**Material to process**

* * *

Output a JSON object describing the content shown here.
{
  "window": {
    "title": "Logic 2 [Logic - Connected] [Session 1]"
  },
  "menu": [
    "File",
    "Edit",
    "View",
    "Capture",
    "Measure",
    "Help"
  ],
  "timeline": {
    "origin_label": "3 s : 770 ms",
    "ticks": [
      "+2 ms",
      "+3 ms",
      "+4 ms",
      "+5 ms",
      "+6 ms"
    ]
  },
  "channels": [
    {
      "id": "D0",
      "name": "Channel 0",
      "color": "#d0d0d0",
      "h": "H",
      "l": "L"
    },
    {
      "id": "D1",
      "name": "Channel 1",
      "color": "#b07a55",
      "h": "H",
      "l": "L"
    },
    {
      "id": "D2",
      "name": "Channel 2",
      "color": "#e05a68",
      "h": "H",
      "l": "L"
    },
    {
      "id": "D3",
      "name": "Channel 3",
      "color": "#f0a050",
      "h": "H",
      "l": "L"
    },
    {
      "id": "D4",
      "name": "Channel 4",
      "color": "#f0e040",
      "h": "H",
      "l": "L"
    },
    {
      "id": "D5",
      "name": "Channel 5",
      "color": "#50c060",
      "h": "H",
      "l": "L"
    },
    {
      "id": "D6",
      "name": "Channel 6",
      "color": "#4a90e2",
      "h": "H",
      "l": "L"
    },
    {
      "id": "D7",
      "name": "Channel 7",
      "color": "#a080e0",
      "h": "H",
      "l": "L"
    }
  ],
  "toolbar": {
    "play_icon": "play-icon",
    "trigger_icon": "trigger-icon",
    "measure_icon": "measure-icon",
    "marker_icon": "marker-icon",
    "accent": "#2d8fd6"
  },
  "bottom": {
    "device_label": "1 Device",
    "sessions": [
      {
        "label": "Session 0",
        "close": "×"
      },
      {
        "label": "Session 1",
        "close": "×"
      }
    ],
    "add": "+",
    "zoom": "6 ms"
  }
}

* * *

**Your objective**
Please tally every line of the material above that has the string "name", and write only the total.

**Answer to this task**
8